I often talk to my classes about taking what your learn on the mat off the mat. This has layers of meaning.
1) Discovering a movement pattern that is leading to/feeding an imbalance.
If you pay attention on the mat, you just might discover habitual movement patterns that are preventing you from recovering from an injury, causing an injury, or are creating an imbalance that may in time cause an injury. This information can be used in your outside of class time. Once you know that you externally rotate one foot, you might well spot that rotation in how you walk or how you stand when you are waiting in a line. And you just might be able to make changes to your physical habits that go beyond what you do in class.
2) Discovering an approach to your practice that may be reflected in other areas of your life.
Do you push hard through pain? Do you constantly readjust your pose? Do you move gradually toward a challenging pose? Do you poo-poo "gentler" work? Do you compare yourself to others? How much do you want to bet that you do that in other aspects of your life? (I personally wouldn't bet against that if I were you.) It's simple: If you are busy watching what everyone else is doing on the mat, you are probably doing the same in other spheres of your life. If you are pushing past your physical limits on the mat, overriding pain warnings, you probably take on too much and neglect your health off the mat as well. It is worth noting your approach in class and seeing where that same approach is showing up in the other arenas.
3) Cultivating self-awareness of one kind fosters self-awareness of other kinds
As you become more honest with yourself on the mat, don't be surprised if that spills over into your entire life. I'm not saying practicing yoga/alignment/movement will solve all your problems. It won't. But becoming clear about a fear you have or a catching a limiting way of talking about yourself can give you opportunities to change what no longer serves you on and off the mat.
Changing what no longer serves you.

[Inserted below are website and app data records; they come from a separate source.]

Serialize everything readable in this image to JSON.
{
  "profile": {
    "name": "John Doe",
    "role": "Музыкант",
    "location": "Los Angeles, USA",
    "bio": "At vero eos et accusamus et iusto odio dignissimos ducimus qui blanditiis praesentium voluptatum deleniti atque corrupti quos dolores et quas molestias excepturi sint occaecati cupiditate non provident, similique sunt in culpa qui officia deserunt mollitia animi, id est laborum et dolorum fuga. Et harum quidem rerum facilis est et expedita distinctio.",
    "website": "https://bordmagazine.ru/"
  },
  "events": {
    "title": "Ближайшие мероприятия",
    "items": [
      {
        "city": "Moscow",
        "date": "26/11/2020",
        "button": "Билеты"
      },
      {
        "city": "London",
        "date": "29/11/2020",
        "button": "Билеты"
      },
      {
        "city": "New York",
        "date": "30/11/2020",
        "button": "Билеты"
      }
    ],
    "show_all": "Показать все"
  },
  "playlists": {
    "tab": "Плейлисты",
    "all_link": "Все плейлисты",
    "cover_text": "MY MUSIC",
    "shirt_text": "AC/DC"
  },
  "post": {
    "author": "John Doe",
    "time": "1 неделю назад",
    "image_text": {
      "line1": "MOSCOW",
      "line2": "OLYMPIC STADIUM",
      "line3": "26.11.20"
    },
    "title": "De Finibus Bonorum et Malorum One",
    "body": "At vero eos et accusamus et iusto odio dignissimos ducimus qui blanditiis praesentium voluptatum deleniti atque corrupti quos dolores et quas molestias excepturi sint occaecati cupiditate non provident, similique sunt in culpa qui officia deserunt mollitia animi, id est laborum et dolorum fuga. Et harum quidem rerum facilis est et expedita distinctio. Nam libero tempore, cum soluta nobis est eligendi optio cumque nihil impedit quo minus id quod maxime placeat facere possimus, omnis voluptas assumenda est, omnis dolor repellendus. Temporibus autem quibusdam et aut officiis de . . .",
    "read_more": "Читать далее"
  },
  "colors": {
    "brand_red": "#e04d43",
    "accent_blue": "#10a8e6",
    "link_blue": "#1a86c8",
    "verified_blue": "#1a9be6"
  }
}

That's the whole point of getting on the mat, isn't it?
Deep, and not so deep, thoughts on bodies, movement, yoga, art, shoes, parenting, dogs. You know, life.